I often think of this place as the belly of the beast. Many people escape, enriching other places with their energy and creative spark, turning other communities into friendly shores. I sometimes wonder how different it would be if all those collective efforts had been focused here, because if change can happen here, it can happen anywhere. As I read that last sentence, I shake my head and think of the recent election, and how the conservative party that has been governing this province for the last 41 years (fortyfuckingone!) promoted itself as the choice for change in the face of the even more right-wing-looney Wild Rose Party?!? This is a place that chews up and mockingly spits out people working for anything but their most selfish interests.

Click on picture to zoom in on all the juicy details. This election even got the graffiti writers riled up.

Still, there’s something about living in a hostile environment that galvanizes those working towards a more progressive community. I suspect it’s a big part of the reason that E-Ville is home to one of the oldest community bike shops in North America (now with 2 locations), why everybody knows your name when you visit Earth’s General Store, and just ask an Edmontonian about our dump.

The point of all this? Only that this place is more complex and nuanced than the superficial stereotypes, and as a reminder that there is still hope and resistance in the belly of the beast.





Finding Your Own Private Shangri-La

28 09 2011

It’s out there, located in a hole on the map where it looks like there’s nothing there. But there has to be something there, and that piques my curiosity. So after some research on the geology, history, and inhabitants of said hole on the map, a long, but not too long exploratory ride is in order to check it out.

Taking the risk to go somewhere off the map pays off with waking up in paradise.

Map 'n' Nap.

I love maps, but sometimes the best things aren’t on them. Often, my favorite  places are my faves because no one else can find them or easily get to them and stink them up. And being a cyclist in a place designed for cars is like riding a tool that detects cracks in the matrix. Combined with a healthy sense of geekery, anything’s possible, including a private white sand beach with clean, deep water, biking distance from a land locked city.

A perfect day for fording rivers on touring bikes, though I didn't make it across and had to push. Gravel bottomed streams are really hard to ride through on narrow, high pressure tires.

After a couple of fords and thinking we’d seen all there was to see, we were getting ready to head back home when my knowledge of water erosion and deposition patterns and insatiable curiosity intersected, and I found Tremendous Beach.

Soft sand, clean water, no douchebags. This place is a miracle.

Warm, natural, perfect white sand.

All plans for the rest of the day were now off, and we swam and relaxed and frolicked on the beach on an absolutely perfect day. But this was more than just a day at the beach. We were in a state of disbelief and shock. How could this place possibly be here and no one know about it? Would it only be a matter of time before it was flooded racist good old boys in pickups with truck balls, leaving trails of beer cans and fast food garbage in their wake?

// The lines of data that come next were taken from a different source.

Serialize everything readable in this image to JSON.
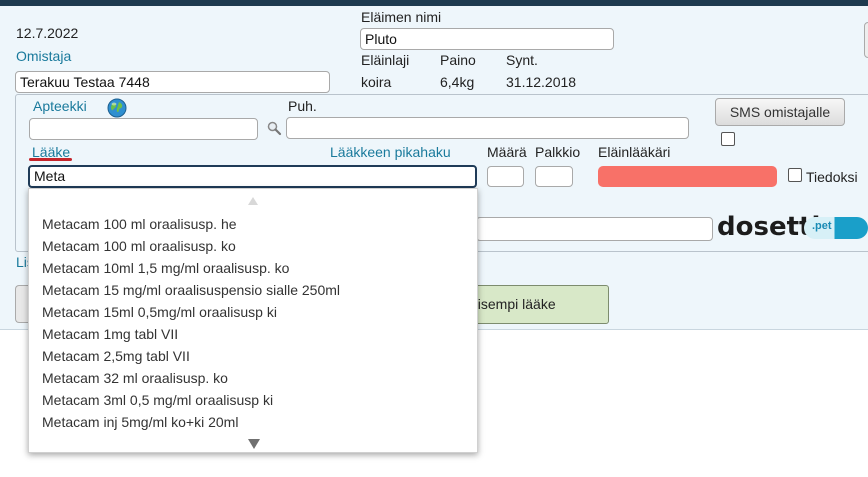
{
  "header": {
    "date": "12.7.2022",
    "owner_label": "Omistaja",
    "owner_value": "Terakuu Testaa 7448",
    "animal_name_label": "Eläimen nimi",
    "animal_name_value": "Pluto",
    "species_label": "Eläinlaji",
    "species_value": "koira",
    "weight_label": "Paino",
    "weight_value": "6,4kg",
    "birth_label": "Synt.",
    "birth_value": "31.12.2018"
  },
  "pharmacy": {
    "label": "Apteekki",
    "value": "",
    "globe_icon": "globe-icon",
    "search_icon": "magnifier-icon"
  },
  "phone": {
    "label": "Puh.",
    "value": ""
  },
  "sms_button_label": "SMS omistajalle",
  "medicine": {
    "label": "Lääke",
    "value": "Meta",
    "quicksearch_label": "Lääkkeen pikahaku",
    "amount_label": "Määrä",
    "fee_label": "Palkkio",
    "vet_label": "Eläinlääkäri",
    "vet_color": "#f87168",
    "inform_label": "Tiedoksi"
  },
  "dropdown": {
    "items": [
      "Metacam 100 ml oraalisusp. he",
      "Metacam 100 ml oraalisusp. ko",
      "Metacam 10ml 1,5 mg/ml oraalisusp. ko",
      "Metacam 15 mg/ml oraalisuspensio sialle 250ml",
      "Metacam 15ml 0,5mg/ml oraalisusp ki",
      "Metacam 1mg tabl VII",
      "Metacam 2,5mg tabl VII",
      "Metacam 32 ml oraalisusp. ko",
      "Metacam 3ml 0,5 mg/ml oraalisusp ki",
      "Metacam inj 5mg/ml ko+ki 20ml"
    ]
  },
  "partial_texts": {
    "lis": "Lis",
    "previous_med_button": "kaisempi lääke"
  },
  "logo": {
    "main": "dosetti",
    "suffix": ".pet"
  }
}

Good bike - got me to the wild beach, though the beach isn't the best for my bike.

So I’m not going to tell you where to go, but to just go. Ride, explore, discover, learn, take the path less traveled, push yourself and your bike to the limit and leave no trace. There is no better excuse to ride than to see what’s there, and no better reward than finding a hidden jewel.

Summer may be over, but here's wishing you more perfect riding days.

 

 








Follow

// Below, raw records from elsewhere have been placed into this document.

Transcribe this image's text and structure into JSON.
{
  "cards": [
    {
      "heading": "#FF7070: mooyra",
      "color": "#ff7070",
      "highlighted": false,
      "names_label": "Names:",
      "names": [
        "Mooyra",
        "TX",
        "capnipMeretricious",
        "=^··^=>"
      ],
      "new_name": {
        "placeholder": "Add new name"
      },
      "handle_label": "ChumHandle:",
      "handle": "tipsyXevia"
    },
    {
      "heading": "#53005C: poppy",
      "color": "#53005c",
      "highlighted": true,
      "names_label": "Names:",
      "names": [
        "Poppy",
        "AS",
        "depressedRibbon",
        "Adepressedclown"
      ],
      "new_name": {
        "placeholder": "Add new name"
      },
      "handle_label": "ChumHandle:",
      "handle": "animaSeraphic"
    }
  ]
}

Get every new post delivered to your Inbox.

Join 50 other followers